You'll notice confirmation of several important trends embedded in this Bloomberg article about smart sensors.
- Intelligence is migrating to the edges. It's not feasible to manage millions of field sensors from a giant brain in the center. Instead, the sensors have to do the first-order processing in the field, then forward along only summaries, alerts and exceptions.
- Sensor intelligence is climbing rapidly. Dozens (hundreds?) of companies are working to stuff more memory and processing power into tiny, low-power sensors.
- Sensor prices are falling rapidly. Susan Eustis, president of WinterGreen Research, claims they will drop from today's $50 average to less than $1 each.
- Our ability to create data is overwhelming as is our ability to make sense of it.
Consider those last two items together and you reach an inescapable conclusion. Sensor hardware may be a good business for a few boom years, but prices and profit margins will soon plummet. Meanwhile, data analytics (creating value from sensor data) will grow exponentially.
Want a sense of how sensors will change city living? Read the post on how 70 U.S. cities use sensors to report gunfire directly to police. -- Jesse Berst
The Bloomberg article highlights some of the interesting ways that sensor technology is being utilized. Here just two examples:
- A professor at the University of California, Berkeley, is trying to build the world's largest sensor network – planting some 7,500 devices that will measure everything from soil moisture to temperature and relative humidity to give California farmers and resource planners detailed information on how much water the state has.
- IBM, a Smart Cities Council Lead Partner, developed a special low-power processor for sensors.
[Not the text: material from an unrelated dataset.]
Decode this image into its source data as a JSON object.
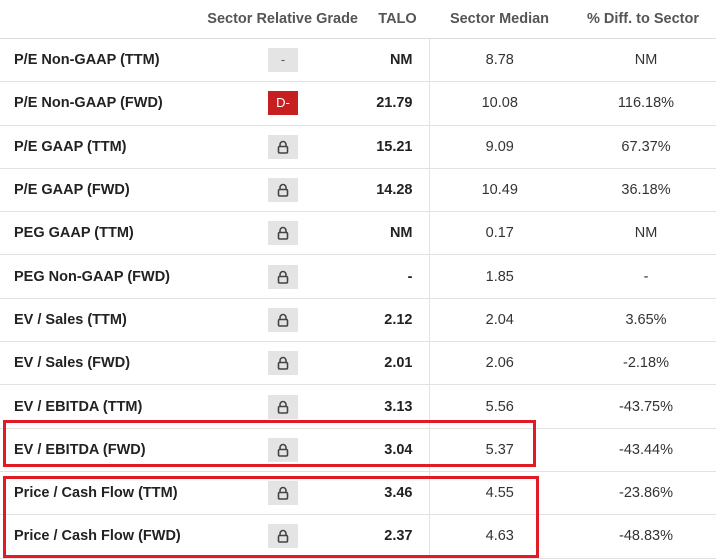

Potential applications run the gamut from smart glasses for visually impaired people to a grocer's glove that smells produce to seek out contaminated items.
Geoff Mulligan, chairman of the industry group IPSO Alliance, an organization focused on communications between smart objects, told Forbes: “We’ve not even conceived the possibilities of applications for this. We are at a tipping point for it to begin to explode.”